Saul "Canelo" Alvarez and Erislandy Lara both weighed in at the contracted limit of 155 pounds Friday for their junior-middleweight pay-per-view Saturday night fight at MGM Grand.
Alvarez (43-1-1, 31 knockouts) is expected to pack on as many as 20 pounds before reporting back to the arena Saturday.
"I don't know how much, but I'll get to where I'm comfortable," Alvarez said.
While respecting Lara's slickness and admitting he'll need to improve his speed after a disappointing loss last year against Floyd Mayweather Jr., Alvarez also said Friday he intends to pressure Lara, forcing him to the ropes and pounding him with heavy punches.
"Push him, of course," Alvarez said.
Lara (19-1-2, 12 KOs) helped gain a shot against "Canelo" by calling him out on stage in March following Alvarez's 10th-round technical knockout of Alfredo Angulo, whom Lara beat by 10th-round TKO in 2013 after Angulo knocked the Cuban down twice.
Angulo attended the weigh-in, and although the MGM Resorts sports book lists Alvarez at just better than a 2-1 favorite, Angulo said, "It's a 50/50 fight."
"Lara has good defense and he's been through that Cuban school of boxing," Angulo told The Times. "He's very good. Obviously, if he fought 'Canelo' the way I did, going straight at him, he wouldn't win, but he could win by using the same strategy he had in beating me."
Showtime Vice President Stephen Espinoza spoke to both fighters after the weigh-in and said Alvarez was "unflappable and calm ... you always feel his pulse is at 60. Lara was intense and relaxed.

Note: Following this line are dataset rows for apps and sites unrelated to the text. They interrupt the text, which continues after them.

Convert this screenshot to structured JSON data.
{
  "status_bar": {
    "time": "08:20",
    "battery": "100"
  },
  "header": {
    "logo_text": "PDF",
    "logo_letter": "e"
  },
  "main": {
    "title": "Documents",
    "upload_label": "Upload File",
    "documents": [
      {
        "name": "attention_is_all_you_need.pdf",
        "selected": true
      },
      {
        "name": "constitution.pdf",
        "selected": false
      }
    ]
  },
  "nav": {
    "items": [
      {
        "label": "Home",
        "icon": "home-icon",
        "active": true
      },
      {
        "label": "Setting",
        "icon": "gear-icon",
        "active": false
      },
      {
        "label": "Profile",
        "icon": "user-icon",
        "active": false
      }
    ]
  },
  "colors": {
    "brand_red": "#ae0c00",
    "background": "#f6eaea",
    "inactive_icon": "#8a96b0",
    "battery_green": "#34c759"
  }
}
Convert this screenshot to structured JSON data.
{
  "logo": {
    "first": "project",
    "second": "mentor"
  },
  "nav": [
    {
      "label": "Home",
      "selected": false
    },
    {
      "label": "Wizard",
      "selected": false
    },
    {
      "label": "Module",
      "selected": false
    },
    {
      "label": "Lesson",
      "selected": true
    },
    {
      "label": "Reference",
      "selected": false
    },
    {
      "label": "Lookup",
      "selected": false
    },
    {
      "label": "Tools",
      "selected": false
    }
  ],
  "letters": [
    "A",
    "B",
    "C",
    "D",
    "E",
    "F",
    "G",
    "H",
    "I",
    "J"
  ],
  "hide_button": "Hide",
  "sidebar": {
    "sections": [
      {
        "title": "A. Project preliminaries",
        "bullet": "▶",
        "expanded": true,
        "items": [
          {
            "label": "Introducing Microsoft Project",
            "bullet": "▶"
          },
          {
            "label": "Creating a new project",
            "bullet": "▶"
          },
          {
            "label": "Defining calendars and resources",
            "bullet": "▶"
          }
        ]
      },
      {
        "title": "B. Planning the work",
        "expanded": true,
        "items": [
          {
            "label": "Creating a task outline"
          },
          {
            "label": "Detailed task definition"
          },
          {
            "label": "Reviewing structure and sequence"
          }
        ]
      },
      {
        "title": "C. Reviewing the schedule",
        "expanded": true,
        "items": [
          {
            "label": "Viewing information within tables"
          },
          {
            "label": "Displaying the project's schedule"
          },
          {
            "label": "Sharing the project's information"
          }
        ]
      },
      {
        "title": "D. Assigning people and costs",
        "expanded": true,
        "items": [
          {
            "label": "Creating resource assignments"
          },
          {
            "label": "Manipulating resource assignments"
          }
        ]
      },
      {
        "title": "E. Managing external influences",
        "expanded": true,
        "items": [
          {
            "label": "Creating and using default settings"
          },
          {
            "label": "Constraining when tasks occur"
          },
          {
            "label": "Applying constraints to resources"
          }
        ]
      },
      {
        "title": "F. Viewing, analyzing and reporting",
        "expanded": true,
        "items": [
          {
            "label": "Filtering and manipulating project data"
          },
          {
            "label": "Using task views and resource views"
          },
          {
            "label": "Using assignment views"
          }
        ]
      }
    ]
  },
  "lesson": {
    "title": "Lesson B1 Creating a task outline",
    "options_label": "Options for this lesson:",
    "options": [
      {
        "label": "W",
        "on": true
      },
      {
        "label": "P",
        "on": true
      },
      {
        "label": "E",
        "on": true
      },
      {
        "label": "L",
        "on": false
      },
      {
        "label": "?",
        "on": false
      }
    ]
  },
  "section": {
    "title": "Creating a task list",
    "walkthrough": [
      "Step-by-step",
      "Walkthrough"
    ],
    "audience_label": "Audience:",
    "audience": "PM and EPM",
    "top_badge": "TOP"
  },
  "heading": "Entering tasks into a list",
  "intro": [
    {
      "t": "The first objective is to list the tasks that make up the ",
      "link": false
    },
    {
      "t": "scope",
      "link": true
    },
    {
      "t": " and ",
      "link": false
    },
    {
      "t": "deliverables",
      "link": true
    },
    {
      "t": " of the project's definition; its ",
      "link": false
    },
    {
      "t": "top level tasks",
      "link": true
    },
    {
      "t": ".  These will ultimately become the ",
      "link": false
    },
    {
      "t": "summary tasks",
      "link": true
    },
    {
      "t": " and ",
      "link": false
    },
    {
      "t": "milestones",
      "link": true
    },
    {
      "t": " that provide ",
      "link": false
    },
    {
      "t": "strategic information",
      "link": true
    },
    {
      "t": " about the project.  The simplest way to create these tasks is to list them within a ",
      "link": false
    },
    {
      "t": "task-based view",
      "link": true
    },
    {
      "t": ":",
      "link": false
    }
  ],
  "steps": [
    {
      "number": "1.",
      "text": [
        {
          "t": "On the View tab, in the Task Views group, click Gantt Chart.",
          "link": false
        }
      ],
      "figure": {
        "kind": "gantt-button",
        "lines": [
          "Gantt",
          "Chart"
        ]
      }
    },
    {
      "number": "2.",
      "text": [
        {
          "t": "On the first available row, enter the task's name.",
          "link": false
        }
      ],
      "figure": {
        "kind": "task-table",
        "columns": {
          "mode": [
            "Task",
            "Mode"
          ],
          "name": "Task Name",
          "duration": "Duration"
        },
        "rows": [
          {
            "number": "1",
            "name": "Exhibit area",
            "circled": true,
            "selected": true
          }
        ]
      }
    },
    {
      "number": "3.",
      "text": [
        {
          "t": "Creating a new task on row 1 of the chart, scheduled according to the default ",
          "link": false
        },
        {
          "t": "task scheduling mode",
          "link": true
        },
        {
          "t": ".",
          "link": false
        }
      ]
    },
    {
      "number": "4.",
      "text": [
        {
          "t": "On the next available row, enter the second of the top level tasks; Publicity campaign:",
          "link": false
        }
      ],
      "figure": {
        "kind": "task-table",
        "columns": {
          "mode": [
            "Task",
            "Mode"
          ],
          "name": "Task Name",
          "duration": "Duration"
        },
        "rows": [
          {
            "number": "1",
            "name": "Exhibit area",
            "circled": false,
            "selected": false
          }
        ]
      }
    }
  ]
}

Both guys seem 110% confident they're going to win."
The greatest pressure falls on Alvarez, who opted to test himself with a tricky, educated fighter and push Espinoza to make the bout a pay-per-view relying almost completely on his own brand to generate extra revenue rather than embrace a fixed purse.
"The event is squarely on him and I've never seen him break a sweat as a result of it," Espinoza said. "He's taken the bull by the horns with his career."
The Alvarez-Angulo fight generated more than 300,000 pay-per-view buys.